The evidence regarding the spread of political correctness and the service to which the Obama administration has put it is usually not as subtle as all this. However, it makes a difference all the same. How the media chooses to portray things is not just a matter of emphasizing this and ignoring that. Its use of language, over time, influences how the majority thinks and dulls our senses. We lose our freedom to speak freely and to call attention to illegal immigration and other threats to our nation because we have failed to recognize that we were ever so subtly brainwashed.
The terms we use in thinking have been a great concern of the Obama administration. Thus, there are no more “Muslim terrorists” but only “terrorists.” The media follows suit, describing jihadist attacks on American citizens at home as “work-related accidents” and, elsewhere, as militant attacks.
While Asserting their independence, our media outlets have been appallingly lining up to not only to the take the “official line”, but to provide us, ignorant readers, with so-called “objective” reasons for enforcing limitations to our rights to freely and accurately describe the threats to our individual and national security.
Luckily, not all Americans are “good team players.” Some, resenting the infringement on their free expression are taking to rock the boat and demand their First Amendment rights.
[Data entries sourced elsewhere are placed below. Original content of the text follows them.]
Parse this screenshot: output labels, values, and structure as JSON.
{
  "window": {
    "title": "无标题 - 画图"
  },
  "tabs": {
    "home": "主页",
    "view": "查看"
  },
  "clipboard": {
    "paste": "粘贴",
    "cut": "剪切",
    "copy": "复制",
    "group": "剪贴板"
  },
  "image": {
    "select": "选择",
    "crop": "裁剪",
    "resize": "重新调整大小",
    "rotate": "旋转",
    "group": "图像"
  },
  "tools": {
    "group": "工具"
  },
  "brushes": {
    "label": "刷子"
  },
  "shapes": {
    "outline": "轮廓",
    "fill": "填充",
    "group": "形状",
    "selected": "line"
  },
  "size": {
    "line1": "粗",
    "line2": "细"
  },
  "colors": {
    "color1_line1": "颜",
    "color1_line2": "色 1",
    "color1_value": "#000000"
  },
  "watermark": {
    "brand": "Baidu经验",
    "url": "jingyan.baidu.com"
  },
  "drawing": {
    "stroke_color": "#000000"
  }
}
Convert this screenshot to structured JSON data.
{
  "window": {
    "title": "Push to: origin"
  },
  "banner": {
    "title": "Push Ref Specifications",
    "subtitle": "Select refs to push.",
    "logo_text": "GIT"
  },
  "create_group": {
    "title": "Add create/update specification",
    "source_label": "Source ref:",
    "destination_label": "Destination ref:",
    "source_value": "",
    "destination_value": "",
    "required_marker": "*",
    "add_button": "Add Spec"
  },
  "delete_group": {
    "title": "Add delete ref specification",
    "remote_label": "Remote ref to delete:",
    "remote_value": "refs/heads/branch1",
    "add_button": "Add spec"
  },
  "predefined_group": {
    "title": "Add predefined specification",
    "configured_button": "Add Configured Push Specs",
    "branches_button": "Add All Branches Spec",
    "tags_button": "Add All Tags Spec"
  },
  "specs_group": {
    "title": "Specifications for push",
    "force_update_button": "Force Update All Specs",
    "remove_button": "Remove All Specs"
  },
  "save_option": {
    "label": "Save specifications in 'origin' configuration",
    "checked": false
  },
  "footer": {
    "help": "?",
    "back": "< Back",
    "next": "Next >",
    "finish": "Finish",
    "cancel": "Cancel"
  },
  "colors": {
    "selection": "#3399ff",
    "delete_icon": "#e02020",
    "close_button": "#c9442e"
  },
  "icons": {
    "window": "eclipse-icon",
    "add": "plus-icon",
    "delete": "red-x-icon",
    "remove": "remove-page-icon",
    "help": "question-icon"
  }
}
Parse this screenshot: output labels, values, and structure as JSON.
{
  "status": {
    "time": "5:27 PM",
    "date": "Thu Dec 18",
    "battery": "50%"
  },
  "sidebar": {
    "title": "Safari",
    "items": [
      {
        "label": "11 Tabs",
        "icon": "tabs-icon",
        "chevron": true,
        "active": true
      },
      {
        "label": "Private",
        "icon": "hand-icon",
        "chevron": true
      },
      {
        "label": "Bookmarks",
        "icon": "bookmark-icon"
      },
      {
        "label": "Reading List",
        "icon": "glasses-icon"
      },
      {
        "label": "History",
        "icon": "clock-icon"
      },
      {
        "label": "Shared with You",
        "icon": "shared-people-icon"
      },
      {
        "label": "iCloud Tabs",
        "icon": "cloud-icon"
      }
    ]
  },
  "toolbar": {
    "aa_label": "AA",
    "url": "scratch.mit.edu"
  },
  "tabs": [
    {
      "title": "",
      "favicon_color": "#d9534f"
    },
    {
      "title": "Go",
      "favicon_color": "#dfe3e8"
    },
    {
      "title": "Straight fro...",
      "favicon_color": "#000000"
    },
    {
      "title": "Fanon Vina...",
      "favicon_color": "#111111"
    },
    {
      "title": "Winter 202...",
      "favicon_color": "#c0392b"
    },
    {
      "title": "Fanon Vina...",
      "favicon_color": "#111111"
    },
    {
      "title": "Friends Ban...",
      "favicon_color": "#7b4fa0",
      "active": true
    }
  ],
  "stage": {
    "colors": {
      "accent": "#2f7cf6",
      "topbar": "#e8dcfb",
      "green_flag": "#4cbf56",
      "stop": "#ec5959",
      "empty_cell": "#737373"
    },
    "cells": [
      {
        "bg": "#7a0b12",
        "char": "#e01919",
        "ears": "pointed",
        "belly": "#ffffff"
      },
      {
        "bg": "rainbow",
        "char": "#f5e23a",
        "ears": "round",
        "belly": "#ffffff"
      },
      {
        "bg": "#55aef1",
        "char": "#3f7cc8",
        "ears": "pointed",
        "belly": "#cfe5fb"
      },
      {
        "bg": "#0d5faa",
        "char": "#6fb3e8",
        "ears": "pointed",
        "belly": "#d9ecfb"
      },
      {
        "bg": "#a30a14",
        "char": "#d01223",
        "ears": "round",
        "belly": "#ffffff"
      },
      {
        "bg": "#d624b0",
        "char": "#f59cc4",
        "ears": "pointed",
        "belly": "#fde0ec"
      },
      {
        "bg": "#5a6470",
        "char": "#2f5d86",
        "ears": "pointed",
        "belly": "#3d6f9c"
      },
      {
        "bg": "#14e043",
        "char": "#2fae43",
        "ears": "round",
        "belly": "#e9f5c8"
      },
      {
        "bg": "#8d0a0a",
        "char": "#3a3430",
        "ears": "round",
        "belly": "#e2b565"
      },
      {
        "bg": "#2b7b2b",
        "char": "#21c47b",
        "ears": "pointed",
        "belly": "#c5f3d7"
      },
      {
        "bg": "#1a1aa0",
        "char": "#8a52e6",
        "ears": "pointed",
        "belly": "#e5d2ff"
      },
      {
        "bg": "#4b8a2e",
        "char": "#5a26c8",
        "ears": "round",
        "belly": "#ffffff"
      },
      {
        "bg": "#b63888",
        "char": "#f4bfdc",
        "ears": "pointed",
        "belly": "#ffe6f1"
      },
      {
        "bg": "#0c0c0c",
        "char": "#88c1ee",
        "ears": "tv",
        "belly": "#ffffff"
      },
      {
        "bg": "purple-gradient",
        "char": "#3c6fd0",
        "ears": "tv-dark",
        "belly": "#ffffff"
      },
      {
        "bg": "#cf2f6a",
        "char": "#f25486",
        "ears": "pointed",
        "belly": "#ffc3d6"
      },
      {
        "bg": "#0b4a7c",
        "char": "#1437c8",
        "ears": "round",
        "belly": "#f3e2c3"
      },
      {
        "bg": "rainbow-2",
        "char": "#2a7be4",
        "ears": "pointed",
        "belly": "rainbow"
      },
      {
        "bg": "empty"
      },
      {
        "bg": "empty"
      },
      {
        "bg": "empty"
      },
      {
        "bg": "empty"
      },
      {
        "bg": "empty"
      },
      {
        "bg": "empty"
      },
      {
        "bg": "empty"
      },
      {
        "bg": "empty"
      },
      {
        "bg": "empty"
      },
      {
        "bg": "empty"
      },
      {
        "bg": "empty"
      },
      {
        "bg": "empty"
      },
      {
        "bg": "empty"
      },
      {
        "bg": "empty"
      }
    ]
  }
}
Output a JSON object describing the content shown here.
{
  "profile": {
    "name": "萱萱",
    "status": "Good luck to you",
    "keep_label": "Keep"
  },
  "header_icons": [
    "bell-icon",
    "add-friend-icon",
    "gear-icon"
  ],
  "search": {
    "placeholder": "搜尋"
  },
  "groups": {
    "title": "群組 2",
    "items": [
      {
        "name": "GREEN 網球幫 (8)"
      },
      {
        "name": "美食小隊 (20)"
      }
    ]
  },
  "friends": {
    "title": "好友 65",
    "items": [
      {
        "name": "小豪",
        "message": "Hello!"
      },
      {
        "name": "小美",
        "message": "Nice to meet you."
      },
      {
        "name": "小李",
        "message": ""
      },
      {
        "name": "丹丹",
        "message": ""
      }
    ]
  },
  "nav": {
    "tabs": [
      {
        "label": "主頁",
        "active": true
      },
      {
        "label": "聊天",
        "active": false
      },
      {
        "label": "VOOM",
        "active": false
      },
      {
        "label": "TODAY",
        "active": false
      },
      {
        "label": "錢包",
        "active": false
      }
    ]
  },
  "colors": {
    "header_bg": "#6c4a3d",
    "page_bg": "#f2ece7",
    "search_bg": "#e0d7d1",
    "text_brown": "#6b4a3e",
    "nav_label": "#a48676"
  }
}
More should.
NOTE: There are news reports about the city of Seattle’s latest out of control behavior. Employees of the city will no longer be allowed to call citizens of Seattle “citizens,” as the term differentiates between classes of residents and, into the bargain, is offensive to residents of Seattle who are not U.S. citizens. It seems not to have occurred to the Seattle city fathers that banishing the use of “citizens” belittles citizenship. Seattle is one of the primary seats of political correctness. Expect the local papers to go along with this craziness.